While covid-19 cases in the US have been declining since hitting an all-time high due in January, a surge of BA.2 cases in Europe and Asia has put US health officials on alert even as most states have dropped restrictions. Meanwhile, the Food and Drug Administration (FDA) approved an additional covid-19 booster shot today (March 29) for older and immunocompromised people in the US.
What we know about BA.2
BA.2 has been around since the omicron variant first emerged last fall, but it didn’t account for a meaningful proportion of US covid-19 cases until early this year. Between the week ending Jan. 29 and Feb. 26 the proportion of BA.2 covid cases grew nearly 10-fold, and has gradually eclipsed BA.1 cases over the past month.
The now-dominant sub-variant is believed to be more transmissible than previous variants of the virus, in part because its spike protein has several mutations that are not present in other omicron strains.
But so far BA.2 doesn’t appear to cause more severe illness than the previously dominant omicron strain, and US-approved vaccines should provide sufficient protection against severe disease. People who were previously infected with BA.1 should also have good immunity against BA.2, according to Joshua Sharfstein, a professor at the Johns Hopkins Bloomberg School of Public Health.
How the US is responding
Today the FDA approved a second booster dose of the Pfizer and Moderna vaccines for anyone over 50 years old, as well as some immunocompromised patients. While the US hasn’t yet recommended a fourth covid-19 vaccine for all Americans, an FDA official said last month this would likely happen in the fall.
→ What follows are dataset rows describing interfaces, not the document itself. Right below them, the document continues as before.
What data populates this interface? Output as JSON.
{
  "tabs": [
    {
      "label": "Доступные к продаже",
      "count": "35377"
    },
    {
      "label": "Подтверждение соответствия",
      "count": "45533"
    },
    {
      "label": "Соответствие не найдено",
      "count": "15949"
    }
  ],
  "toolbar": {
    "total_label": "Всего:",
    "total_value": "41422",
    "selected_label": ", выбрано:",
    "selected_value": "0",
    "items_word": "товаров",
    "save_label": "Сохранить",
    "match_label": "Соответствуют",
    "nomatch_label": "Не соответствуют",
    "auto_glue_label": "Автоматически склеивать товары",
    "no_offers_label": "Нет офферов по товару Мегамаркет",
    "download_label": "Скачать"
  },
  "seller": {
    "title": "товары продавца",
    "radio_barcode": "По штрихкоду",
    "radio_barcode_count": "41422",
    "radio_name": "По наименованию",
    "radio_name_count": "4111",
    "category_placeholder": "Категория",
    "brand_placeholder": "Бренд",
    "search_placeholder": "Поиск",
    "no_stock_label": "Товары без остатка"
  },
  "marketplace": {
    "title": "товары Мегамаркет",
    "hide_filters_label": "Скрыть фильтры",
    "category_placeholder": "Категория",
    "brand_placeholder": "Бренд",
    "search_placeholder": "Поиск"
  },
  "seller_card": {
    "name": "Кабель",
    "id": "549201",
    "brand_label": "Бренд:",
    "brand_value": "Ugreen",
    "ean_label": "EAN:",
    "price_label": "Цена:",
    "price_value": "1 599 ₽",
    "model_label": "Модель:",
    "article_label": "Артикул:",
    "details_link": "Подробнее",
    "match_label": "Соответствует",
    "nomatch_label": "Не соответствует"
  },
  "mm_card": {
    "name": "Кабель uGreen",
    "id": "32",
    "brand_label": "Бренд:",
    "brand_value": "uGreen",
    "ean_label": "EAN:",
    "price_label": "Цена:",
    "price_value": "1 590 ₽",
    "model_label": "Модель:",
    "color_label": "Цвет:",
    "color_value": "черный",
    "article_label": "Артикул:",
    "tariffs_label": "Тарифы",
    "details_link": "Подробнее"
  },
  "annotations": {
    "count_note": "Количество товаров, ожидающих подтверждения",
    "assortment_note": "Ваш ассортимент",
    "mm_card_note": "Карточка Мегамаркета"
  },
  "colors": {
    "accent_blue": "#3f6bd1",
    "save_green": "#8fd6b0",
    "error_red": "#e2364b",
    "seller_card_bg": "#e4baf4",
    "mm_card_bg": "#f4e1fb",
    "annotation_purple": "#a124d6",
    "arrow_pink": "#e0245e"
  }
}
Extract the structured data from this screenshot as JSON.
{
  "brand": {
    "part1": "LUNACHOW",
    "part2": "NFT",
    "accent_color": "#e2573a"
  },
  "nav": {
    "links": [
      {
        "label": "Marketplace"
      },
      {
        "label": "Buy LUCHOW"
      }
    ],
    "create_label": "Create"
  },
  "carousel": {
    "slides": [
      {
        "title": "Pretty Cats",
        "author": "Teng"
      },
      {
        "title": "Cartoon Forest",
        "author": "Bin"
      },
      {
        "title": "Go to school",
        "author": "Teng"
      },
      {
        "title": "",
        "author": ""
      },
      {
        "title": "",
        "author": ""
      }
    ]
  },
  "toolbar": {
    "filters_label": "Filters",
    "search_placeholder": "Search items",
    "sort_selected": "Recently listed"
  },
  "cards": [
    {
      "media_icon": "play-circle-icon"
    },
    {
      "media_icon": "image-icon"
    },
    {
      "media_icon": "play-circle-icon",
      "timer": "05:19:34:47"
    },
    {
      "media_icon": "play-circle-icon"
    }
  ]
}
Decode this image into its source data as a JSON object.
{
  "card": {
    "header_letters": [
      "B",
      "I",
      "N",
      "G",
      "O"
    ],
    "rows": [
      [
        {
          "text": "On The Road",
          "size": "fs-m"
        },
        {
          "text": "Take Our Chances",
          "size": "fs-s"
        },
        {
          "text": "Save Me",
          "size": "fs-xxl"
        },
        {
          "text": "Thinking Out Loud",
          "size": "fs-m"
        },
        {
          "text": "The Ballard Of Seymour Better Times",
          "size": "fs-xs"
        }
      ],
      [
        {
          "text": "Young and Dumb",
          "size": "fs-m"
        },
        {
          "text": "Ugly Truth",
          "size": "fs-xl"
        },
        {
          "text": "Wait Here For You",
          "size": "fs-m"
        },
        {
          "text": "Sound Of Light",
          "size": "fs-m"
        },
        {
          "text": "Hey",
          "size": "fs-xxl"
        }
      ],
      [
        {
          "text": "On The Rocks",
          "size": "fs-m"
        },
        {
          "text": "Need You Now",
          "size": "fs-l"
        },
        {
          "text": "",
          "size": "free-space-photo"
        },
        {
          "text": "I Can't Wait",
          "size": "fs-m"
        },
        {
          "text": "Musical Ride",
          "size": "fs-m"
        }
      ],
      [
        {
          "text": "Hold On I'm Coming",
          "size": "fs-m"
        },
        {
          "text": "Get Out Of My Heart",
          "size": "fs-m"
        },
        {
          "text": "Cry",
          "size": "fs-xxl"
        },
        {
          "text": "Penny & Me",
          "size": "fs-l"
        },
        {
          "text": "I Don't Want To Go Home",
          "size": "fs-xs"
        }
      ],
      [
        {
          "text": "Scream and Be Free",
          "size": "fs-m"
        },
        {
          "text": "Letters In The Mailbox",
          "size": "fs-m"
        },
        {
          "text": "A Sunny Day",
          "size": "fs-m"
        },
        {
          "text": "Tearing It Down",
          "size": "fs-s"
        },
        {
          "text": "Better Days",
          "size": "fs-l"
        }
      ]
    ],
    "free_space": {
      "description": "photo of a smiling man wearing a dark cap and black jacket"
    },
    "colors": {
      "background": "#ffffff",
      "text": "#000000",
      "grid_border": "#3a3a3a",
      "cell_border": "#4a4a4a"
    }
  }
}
Even as the US continues to document thousands of coronavirus cases each week, the money to pay for covid testing, treatment, and vaccines may soon run out due to an impasse in Washington. The White House recently asked Congress for an additional $22.5 billion to support domestic and global covid-19 efforts, but the funding was stripped from a final government spending bill.